Sun News Network wants to cut a deal with Canada's broadcast regulator, suggesting that it be included on digital basic cable for five years to give it a chance to win over Canadians with its mix of "hard news and straight talk."
The fledgling news channel is asking to be included on digital basic television subscriptions to deal with losses nearing $17-million a year. Guaranteed placement means guaranteed subscriber revenue, and is a highly coveted designation reserved for channels that offer unique content to Canadians.
Sun News – in its response filed Monday to the country's cable and satellite companies who filed interventions to the Canadian Radio-television and Telecommunications Commission ahead of a spring hearing – says that inclusion on digital basic would be "more of a present day remedy than a long-term solution" as it proposed the five-year limit.
"In an ideal world, Sun News would not have to make such an application," the company stated. "As a channel that is 100 per cent Canadian and produces 96 hours per week of first-run Canadian content, our broadcast system was envisioned in a way that channels like Sun News would be distributed widely, without intervention by the regulator."
The filing stated that Canadian cable and satellite companies haven't been willing to include the channel in attractive packages, and have placed the channel on high channels that are difficult to find. That's why it wants the five-year term, it said.
Forty per cent of Canadian households now subscribe to Sun News. However, it is available in more homes.

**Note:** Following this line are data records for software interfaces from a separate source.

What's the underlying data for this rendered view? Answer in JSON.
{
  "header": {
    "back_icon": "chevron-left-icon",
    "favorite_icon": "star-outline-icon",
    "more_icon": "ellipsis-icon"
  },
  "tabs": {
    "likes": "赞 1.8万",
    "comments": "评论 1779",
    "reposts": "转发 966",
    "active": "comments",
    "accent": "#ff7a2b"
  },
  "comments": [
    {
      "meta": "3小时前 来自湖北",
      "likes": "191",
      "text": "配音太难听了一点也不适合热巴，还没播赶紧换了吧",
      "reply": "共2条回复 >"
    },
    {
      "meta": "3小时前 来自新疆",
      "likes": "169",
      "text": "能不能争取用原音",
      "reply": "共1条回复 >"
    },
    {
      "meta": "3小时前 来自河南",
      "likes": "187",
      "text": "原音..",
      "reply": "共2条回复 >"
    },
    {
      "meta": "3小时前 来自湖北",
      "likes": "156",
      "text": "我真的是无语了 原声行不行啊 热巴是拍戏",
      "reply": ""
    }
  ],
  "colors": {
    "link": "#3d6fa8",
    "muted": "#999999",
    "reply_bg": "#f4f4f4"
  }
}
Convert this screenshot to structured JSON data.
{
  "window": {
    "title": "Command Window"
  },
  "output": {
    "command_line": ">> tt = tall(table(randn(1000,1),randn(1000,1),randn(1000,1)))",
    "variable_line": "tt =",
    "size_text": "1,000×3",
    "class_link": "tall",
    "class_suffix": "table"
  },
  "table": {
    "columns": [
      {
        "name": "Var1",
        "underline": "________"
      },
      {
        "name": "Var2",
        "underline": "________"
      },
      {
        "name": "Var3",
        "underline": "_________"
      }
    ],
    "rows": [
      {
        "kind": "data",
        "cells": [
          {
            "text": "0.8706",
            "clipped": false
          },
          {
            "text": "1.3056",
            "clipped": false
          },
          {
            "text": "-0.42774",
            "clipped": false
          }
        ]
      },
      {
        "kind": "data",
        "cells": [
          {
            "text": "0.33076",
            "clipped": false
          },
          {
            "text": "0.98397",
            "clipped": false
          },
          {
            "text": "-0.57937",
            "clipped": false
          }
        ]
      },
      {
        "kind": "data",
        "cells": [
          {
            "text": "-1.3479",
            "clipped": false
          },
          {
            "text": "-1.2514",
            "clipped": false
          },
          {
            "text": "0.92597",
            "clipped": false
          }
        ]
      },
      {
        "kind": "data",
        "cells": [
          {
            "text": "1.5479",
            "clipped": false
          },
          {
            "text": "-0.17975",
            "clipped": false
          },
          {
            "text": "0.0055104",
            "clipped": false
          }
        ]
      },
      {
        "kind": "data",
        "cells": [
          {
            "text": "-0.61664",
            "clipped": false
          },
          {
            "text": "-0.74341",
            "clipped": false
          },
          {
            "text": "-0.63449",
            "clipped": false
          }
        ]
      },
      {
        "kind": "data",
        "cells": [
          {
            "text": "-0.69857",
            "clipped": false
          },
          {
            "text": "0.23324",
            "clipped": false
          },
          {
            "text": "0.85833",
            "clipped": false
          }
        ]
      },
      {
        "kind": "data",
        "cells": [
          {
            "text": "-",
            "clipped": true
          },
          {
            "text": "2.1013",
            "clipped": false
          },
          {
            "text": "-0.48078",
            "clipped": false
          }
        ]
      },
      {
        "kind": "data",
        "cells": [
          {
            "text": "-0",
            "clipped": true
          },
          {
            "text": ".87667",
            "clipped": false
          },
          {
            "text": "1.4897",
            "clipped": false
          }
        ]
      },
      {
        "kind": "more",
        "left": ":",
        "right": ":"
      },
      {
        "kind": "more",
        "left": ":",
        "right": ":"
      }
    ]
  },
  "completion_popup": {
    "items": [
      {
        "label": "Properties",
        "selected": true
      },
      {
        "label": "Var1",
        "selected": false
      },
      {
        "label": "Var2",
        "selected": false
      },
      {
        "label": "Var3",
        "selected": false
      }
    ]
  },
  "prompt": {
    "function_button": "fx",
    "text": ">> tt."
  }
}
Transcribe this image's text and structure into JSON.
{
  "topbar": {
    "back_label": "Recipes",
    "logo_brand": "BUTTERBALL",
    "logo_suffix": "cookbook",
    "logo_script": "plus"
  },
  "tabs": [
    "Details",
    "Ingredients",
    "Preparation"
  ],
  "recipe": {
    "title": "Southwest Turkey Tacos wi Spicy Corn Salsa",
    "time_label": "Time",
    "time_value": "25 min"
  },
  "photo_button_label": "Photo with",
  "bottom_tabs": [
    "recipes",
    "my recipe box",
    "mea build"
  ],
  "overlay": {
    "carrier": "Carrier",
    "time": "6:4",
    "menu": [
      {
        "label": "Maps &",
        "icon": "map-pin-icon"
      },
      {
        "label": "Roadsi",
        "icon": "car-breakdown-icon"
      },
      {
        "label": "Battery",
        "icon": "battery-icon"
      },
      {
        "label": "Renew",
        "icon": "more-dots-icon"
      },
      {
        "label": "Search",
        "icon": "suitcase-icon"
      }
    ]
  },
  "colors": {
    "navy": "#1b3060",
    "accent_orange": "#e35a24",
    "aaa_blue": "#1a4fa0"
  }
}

"Granting Sun News Network a [mandatory carriage] would send a clear message to distributors that their obligations to Canadian content are not mere words on a page," the filing stated.
The cable and satellite companies have argued against including the channel, saying it doesn't offer anything that isn't already available to their subscribers. The companies are generally against any new services being added, because they add up to higher bills for their customers.
The channel – which has been controversial since its launch (on Monday, its star host Ezra Levant made an on-air apology for denigrating the Roma population during a show last year) – said 53,000 Canadians signed a petition supporting its application after the company launched a heavily advertised push with on-air pleas and mail outs to viewers in its database.
There was also a counter campaign to Sun News', which drew some 20,000 signatures. Sun News said the counter campaign was trying to silence the network because of its right-wing bent.
"We submit that the silencing of voices in the media, in the way suggested by these opponents, runs counter to both freedom of speech and freedom of the press," the filing stated. "It is impossible for any single media outlet, regardless of its size, to reflect the views of all Canadians. Canada is a far too large and diverse country for that."
Sun News also responded to letters that suggested the broadcaster acts irresponsibly when reporting news. It said Canada's broadcast regulator received 6,963 complaints about Sun News, but the Canadian Broadcast Standards Council found it acted inappropriately in two cases (both findings centred on Mr. Levant). And 6,676 of those complaints were about an interview between former host Krista Erickson and choreographer Margie Gillis that didn't lead to a finding of fault.
"Like every media organization in the world, from time-to-time Sun News makes a mistake, the filing stated. "The sign of a confident media outlet is one that is willing to make corrections and endeavor to rectify mistakes so they do not happen again."
The CRTC will hold a hearing at the end of April to consider the application.